INSTRUCTIONS FOR THE TASK => Look through the material and copy each line holding "NRTH".

PROVIDED DATA: Begin

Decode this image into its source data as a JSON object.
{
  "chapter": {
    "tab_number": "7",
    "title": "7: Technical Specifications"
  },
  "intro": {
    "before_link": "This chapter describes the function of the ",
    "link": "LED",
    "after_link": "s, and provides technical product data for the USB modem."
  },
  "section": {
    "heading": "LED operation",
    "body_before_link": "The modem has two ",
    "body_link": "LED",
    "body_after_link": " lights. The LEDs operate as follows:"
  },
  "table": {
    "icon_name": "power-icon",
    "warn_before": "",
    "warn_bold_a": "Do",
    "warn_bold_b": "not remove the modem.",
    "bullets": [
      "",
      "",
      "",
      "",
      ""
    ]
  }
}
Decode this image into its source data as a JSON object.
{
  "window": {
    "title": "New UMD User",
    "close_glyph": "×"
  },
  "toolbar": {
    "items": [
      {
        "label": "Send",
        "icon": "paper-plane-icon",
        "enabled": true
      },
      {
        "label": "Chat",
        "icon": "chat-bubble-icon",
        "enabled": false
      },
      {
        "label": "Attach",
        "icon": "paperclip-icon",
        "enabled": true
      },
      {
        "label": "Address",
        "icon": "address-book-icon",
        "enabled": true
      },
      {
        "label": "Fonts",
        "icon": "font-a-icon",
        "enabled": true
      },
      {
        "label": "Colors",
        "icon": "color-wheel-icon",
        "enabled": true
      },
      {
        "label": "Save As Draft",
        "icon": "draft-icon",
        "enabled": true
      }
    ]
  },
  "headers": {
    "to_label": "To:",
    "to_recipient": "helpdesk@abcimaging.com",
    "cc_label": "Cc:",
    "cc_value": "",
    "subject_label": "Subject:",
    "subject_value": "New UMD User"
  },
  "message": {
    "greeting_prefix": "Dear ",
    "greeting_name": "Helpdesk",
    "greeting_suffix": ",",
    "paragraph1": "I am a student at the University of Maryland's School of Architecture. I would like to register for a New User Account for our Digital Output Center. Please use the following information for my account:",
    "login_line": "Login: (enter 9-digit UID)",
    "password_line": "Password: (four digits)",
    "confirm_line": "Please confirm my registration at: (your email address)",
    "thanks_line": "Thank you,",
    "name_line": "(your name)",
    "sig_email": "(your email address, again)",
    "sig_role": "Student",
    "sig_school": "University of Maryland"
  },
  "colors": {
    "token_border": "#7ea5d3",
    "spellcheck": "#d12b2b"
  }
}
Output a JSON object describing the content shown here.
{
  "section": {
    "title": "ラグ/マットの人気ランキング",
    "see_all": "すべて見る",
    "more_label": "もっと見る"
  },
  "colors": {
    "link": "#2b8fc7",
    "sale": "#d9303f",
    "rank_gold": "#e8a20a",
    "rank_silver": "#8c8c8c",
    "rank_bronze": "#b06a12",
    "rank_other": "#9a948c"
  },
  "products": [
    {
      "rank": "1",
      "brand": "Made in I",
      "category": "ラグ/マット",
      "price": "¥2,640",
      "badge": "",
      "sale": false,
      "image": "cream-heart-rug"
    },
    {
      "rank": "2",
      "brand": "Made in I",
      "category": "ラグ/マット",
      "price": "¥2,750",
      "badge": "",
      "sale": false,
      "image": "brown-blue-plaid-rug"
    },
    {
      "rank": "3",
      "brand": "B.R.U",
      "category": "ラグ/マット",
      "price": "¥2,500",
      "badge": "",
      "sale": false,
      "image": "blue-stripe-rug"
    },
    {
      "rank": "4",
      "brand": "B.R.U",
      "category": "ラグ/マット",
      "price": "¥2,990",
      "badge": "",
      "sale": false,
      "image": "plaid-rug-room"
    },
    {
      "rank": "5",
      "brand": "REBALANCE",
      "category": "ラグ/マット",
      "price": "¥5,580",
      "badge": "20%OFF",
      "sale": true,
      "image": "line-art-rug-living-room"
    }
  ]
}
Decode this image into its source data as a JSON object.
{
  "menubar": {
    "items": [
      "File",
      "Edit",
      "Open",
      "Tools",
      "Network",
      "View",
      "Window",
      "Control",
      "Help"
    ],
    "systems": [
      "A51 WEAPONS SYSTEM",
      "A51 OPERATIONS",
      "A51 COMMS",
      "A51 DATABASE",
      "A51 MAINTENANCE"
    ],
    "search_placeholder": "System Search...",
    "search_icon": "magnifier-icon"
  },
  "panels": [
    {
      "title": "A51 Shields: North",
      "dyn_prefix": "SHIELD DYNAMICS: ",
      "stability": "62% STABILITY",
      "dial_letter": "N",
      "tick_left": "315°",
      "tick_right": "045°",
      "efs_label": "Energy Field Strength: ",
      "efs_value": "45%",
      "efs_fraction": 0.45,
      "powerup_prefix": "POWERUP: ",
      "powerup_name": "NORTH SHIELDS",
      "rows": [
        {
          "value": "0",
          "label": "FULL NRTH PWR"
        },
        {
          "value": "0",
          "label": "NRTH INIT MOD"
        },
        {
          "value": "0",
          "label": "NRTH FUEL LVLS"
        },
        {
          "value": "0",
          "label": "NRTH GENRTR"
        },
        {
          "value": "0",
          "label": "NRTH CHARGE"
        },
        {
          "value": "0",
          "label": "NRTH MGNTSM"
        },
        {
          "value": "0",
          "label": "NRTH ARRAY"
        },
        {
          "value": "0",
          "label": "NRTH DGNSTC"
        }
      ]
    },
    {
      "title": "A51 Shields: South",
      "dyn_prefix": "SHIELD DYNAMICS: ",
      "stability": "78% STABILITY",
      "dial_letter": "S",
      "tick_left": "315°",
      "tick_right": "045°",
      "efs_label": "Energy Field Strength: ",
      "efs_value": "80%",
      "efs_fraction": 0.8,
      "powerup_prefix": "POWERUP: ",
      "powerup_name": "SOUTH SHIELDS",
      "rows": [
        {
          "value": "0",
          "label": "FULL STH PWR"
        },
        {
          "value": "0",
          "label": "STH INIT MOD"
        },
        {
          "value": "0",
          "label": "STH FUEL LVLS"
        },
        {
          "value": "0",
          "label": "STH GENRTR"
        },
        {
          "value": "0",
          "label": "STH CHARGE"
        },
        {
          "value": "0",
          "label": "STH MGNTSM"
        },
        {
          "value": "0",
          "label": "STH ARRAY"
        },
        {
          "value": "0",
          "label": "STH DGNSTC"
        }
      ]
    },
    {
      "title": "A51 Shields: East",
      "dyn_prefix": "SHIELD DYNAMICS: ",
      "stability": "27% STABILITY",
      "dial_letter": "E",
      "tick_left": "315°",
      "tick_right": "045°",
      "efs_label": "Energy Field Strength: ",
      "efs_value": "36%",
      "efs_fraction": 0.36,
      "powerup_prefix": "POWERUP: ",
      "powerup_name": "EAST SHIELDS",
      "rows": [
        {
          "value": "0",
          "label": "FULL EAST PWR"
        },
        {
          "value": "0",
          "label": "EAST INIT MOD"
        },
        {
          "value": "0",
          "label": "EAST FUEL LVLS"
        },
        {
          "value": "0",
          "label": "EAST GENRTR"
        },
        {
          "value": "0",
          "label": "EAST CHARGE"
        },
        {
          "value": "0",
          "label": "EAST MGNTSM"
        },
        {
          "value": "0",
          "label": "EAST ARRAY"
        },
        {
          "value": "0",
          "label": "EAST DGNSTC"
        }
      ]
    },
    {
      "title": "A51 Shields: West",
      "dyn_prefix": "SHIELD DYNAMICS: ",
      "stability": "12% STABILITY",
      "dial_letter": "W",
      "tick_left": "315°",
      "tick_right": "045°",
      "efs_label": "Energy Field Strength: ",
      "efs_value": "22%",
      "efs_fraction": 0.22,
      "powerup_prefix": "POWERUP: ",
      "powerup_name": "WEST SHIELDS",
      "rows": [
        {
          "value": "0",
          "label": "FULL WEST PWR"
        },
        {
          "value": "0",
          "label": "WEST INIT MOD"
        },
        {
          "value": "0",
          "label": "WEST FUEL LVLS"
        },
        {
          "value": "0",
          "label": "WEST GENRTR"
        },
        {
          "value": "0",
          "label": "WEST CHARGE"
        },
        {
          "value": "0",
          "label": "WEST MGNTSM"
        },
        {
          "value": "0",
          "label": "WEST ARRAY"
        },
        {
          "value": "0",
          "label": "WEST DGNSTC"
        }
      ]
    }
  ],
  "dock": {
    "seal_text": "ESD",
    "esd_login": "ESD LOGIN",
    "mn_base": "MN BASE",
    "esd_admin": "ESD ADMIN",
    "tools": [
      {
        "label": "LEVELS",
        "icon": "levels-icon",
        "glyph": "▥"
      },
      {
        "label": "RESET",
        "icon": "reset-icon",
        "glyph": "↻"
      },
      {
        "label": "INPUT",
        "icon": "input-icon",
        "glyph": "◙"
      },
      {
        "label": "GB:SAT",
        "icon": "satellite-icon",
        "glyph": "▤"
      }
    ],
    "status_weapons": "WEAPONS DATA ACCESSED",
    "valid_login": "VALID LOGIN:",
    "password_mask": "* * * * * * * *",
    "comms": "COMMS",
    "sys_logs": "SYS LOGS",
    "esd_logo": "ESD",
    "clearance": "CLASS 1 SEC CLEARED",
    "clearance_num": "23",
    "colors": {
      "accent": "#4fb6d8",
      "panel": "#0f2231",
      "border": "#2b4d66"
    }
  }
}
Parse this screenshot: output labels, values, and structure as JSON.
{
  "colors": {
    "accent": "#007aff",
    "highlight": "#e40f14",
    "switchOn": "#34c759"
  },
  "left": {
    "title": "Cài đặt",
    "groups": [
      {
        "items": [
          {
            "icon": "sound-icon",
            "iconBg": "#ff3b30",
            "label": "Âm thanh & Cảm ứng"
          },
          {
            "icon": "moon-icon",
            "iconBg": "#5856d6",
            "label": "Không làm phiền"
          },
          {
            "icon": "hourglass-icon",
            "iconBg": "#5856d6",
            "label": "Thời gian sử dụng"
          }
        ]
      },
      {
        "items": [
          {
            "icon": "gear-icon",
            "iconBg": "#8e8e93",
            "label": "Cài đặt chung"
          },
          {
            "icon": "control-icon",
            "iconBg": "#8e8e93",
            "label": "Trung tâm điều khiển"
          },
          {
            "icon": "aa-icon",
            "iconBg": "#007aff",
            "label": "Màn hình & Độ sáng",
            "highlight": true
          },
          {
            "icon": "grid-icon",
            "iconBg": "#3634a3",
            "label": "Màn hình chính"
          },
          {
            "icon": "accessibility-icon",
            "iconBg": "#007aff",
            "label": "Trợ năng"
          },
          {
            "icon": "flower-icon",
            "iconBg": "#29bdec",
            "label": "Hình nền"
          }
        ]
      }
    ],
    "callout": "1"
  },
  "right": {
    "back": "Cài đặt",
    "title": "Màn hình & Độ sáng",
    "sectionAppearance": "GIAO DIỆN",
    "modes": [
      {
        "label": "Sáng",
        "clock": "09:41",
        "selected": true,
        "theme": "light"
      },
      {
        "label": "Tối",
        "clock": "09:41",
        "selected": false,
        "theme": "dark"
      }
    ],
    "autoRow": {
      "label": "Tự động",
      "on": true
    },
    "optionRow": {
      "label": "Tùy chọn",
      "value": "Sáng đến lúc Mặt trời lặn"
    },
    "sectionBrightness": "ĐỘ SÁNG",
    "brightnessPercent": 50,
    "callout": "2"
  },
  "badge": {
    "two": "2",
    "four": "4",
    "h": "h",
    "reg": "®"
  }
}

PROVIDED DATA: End

SOLUTION =>
          "label": "FULL NRTH PWR"
          "label": "NRTH INIT MOD"
          "label": "NRTH FUEL LVLS"
          "label": "NRTH GENRTR"
          "label": "NRTH CHARGE"
          "label": "NRTH MGNTSM"
          "label": "NRTH ARRAY"
          "label": "NRTH DGNSTC"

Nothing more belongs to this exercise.